However, especially marginalised communities who lose out need to be heard and prioritised in the decision-making process. When it’s just people at the top making all of the decisions without consulting us, they're not really fixing the problem because they don't know what we need.
What gives you hope and pushes you forward?
Definitely, the youth that I fight alongside with. I feel like the power lies in the youth. I love the fact that we are so outspoken. Other generations have just kept quiet, but we are the ones that are actually challenging the norms, not only in regard to environmental issues. I see people standing up for the LGBTQI+ community, for People of Colour and other minorities.
The climate justice movement is led by young people. If we are given the knowledge and the resources, we will definitely stand up against all the injustices we are facing and fight for our future. In my old primary school, for example, they make eco bricks and plant their own garden. That gives me a lot of hope. I really wished that education about the climate crisis was incorporated into the school curriculum. I see it as one of the key demands in the memorandum we as the African Climate Alliance presented to the South African government.
Do you ever get discouraged?
I do get a bit discouraged. We haven’t heard back from the government about the memorandum we gave them in March 2019. After all of the protesting we did, we found that South Africa is still moving forward with coal and oil. Even though the science is on our side, they are still moving forward with their plans. It is a bit discouraging when you see people in places of power making stupid decisions because of profit. Profit that is not even going to benefit the country, but only their individual selves. That really makes me angry. They seem to forget that you can’t eat money or drink oil. I would like to ask them this: when the last tree is cut down and you will be left with your billions, what will you spend it on if there is no Earth?

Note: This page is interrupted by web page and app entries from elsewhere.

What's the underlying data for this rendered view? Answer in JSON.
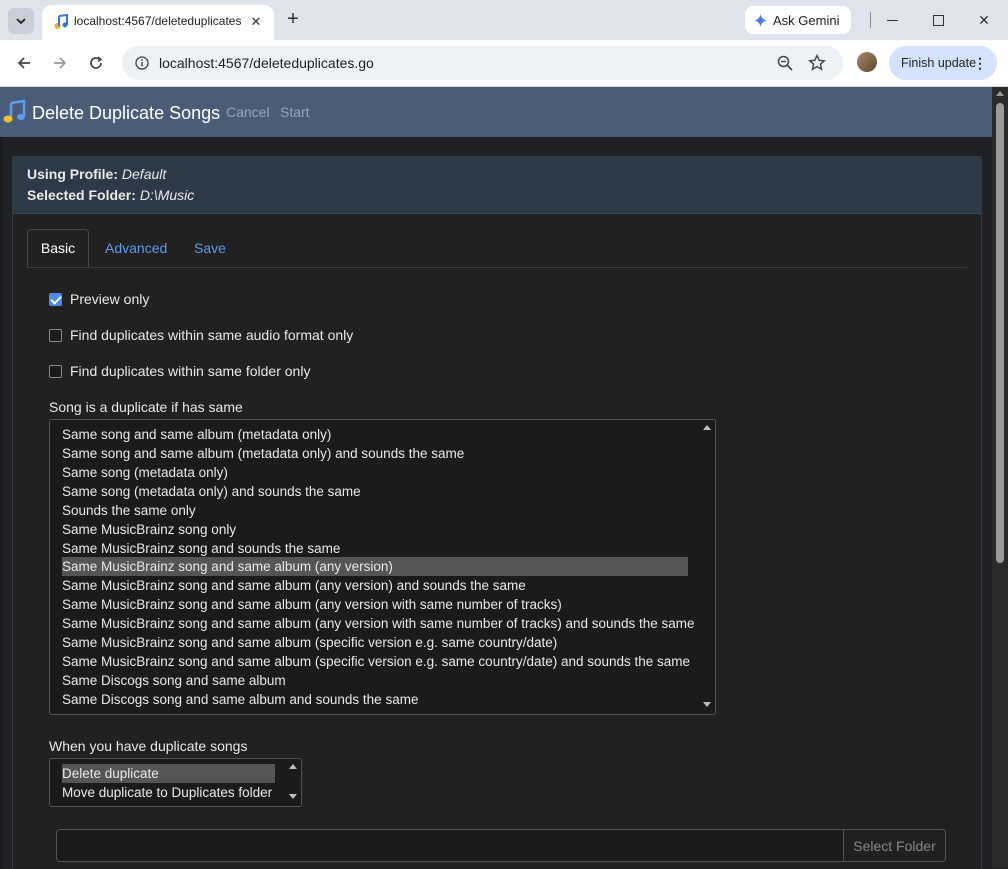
{
  "browser": {
    "tab_title": "localhost:4567/deleteduplicates",
    "ask_gemini": "Ask Gemini",
    "url": "localhost:4567/deleteduplicates.go",
    "finish_update": "Finish update"
  },
  "app": {
    "title": "Delete Duplicate Songs",
    "cancel": "Cancel",
    "start": "Start",
    "profile_label": "Using Profile:",
    "profile_value": "Default",
    "folder_label": "Selected Folder:",
    "folder_value": "D:\\Music",
    "tabs": [
      "Basic",
      "Advanced",
      "Save"
    ],
    "checkboxes": [
      {
        "label": "Preview only",
        "checked": true
      },
      {
        "label": "Find duplicates within same audio format only",
        "checked": false
      },
      {
        "label": "Find duplicates within same folder only",
        "checked": false
      }
    ],
    "duplicate_rule_label": "Song is a duplicate if has same",
    "duplicate_rules": [
      "Same song and same album (metadata only)",
      "Same song and same album (metadata only) and sounds the same",
      "Same song (metadata only)",
      "Same song (metadata only) and sounds the same",
      "Sounds the same only",
      "Same MusicBrainz song only",
      "Same MusicBrainz song and sounds the same",
      "Same MusicBrainz song and same album (any version)",
      "Same MusicBrainz song and same album (any version) and sounds the same",
      "Same MusicBrainz song and same album (any version with same number of tracks)",
      "Same MusicBrainz song and same album (any version with same number of tracks) and sounds the same",
      "Same MusicBrainz song and same album (specific version e.g. same country/date)",
      "Same MusicBrainz song and same album (specific version e.g. same country/date) and sounds the same",
      "Same Discogs song and same album",
      "Same Discogs song and same album and sounds the same"
    ],
    "duplicate_rule_selected": "Same MusicBrainz song and same album (any version)",
    "action_label": "When you have duplicate songs",
    "actions": [
      "Delete duplicate",
      "Move duplicate to Duplicates folder"
    ],
    "action_selected": "Delete duplicate",
    "folder_input_value": "",
    "select_folder": "Select Folder"
  },
  "colors": {
    "app_header": "#4a5d78",
    "info_box": "#2c3a48",
    "link_blue": "#5b9bf1",
    "checkbox_blue": "#4a89f3",
    "finish_update_bg": "#d3e3fd"
  }
}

How can people in the Global North support your efforts?
They can stand in solidarity by using their platform to share information and support our demands. It’s important that we realise that we are not separate. We have to come together and join forces. But we also need to understand that we don’t always face the same issues and our perspectives can be different. I feel the need to elevate each other to make sure that all perspective are getting heard
This series of interviews is called “ReGain Space - the Future is Now”. What does it mean to you to regain space?

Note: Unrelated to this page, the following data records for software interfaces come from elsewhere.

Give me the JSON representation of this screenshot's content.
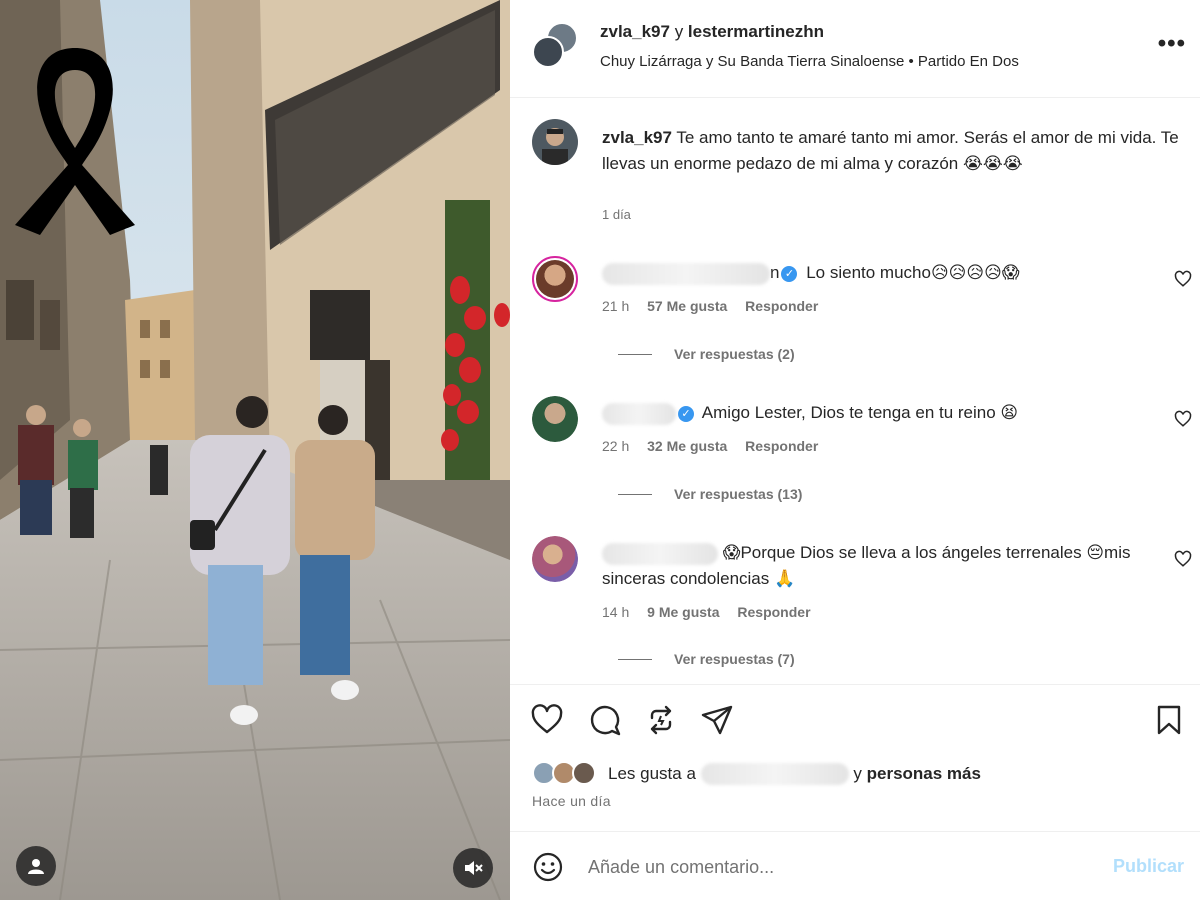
{
  "colors": {
    "accent": "#0095f6",
    "publish_disabled": "#b2dffc",
    "muted_text": "#737373",
    "verified": "#3897f0"
  },
  "media": {
    "icons": {
      "ribbon": "mourning-ribbon-icon",
      "user": "user-icon",
      "mute": "speaker-muted-icon"
    }
  },
  "header": {
    "user1": "zvla_k97",
    "joiner": "y",
    "user2": "lestermartinezhn",
    "song": "Chuy Lizárraga y Su Banda Tierra Sinaloense • Partido En Dos",
    "more_icon": "•••"
  },
  "caption": {
    "username": "zvla_k97",
    "text": "Te amo tanto te amaré tanto mi amor. Serás el amor de mi vida. Te llevas un enorme pedazo de mi alma y corazón 😭😭😭",
    "time": "1 día"
  },
  "comments": [
    {
      "username_suffix": "n",
      "text": "Lo siento mucho😥😥😥😥😱",
      "time": "21 h",
      "likes": "57 Me gusta",
      "reply": "Responder",
      "view_replies": "Ver respuestas (2)"
    },
    {
      "username_suffix": "",
      "text": "Amigo Lester, Dios te tenga en tu reino 😫",
      "time": "22 h",
      "likes": "32 Me gusta",
      "reply": "Responder",
      "view_replies": "Ver respuestas (13)"
    },
    {
      "username_suffix": "",
      "text": "😱Porque Dios se lleva a los ángeles terrenales 😔mis sinceras condolencias 🙏",
      "time": "14 h",
      "likes": "9 Me gusta",
      "reply": "Responder",
      "view_replies": "Ver respuestas (7)"
    }
  ],
  "actions": {
    "likes_prefix": "Les gusta a",
    "likes_joiner": "y",
    "likes_rest": "personas más",
    "time_ago": "Hace un día"
  },
  "add_comment": {
    "placeholder": "Añade un comentario...",
    "publish": "Publicar"
  }
}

It is important that marginalized people take up space and refuse to be walked all over. When I look at the history of resistance against apartheid in South Africa, I become more confident in myself, my colour, my skin, my language, my being. It's easier to speak up with that confidence, when you know where you are coming from.

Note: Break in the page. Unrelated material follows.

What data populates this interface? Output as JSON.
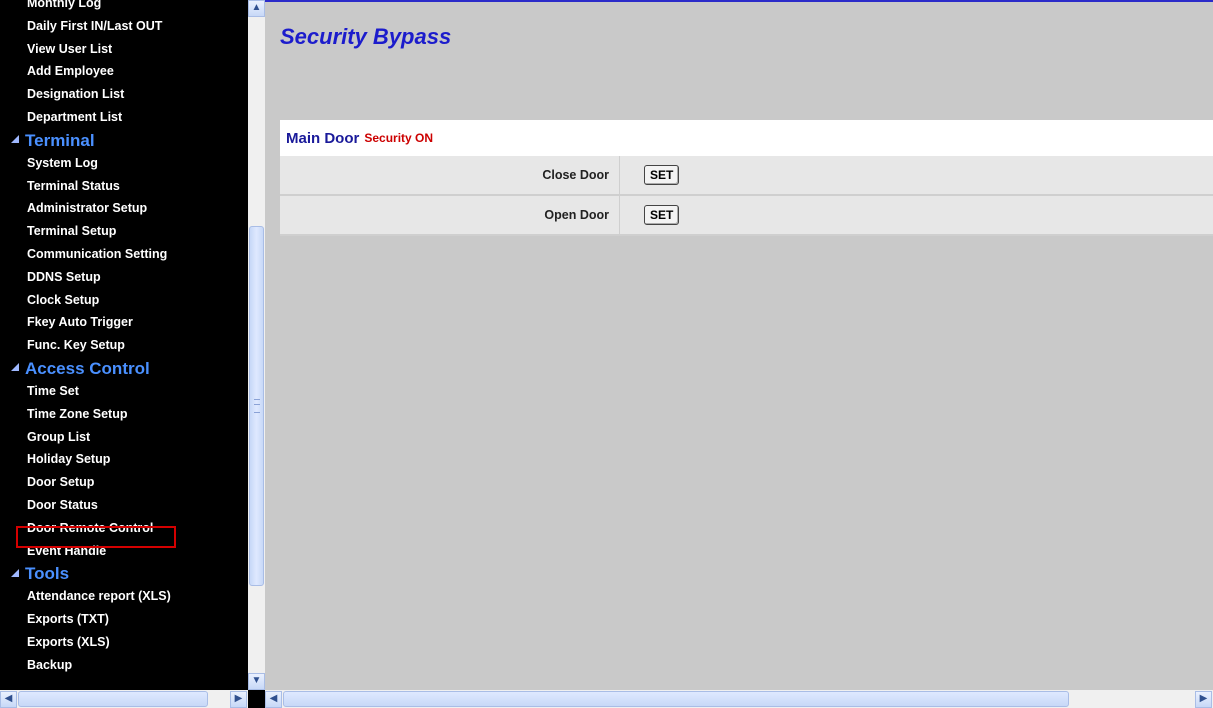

What is your message to activists, and young people in South Africa, in Africa, and beyond?
We can't afford to be passive. We can't afford to pretend that we can't see what is happening around us. It's our duty to make sure that the earth remains beautiful and productive for the people to come. This is not the time where we can just sit around and do nothing. This is the time for change. So, don't sit down and let the world beat you up. Even if the odds are stacked up against us, know that we can make it.
Ayakha Melithafa is an 18 year old South African environmental activist. She was one of 16 children and teenagers to file a complaint to the United Nations Committee on the Rights of the Child for failing to adequately address the climate crisis. She joined the African Climate Alliance at an early age and strives to reduce the carbon footprint of her country by a turn from coal and gas to renewable energies. She raised her voice as a Black young women at several national and international conferences to fight for a future for generations to follow.
This interview was first published by the Heinrich-Böll-Foundation.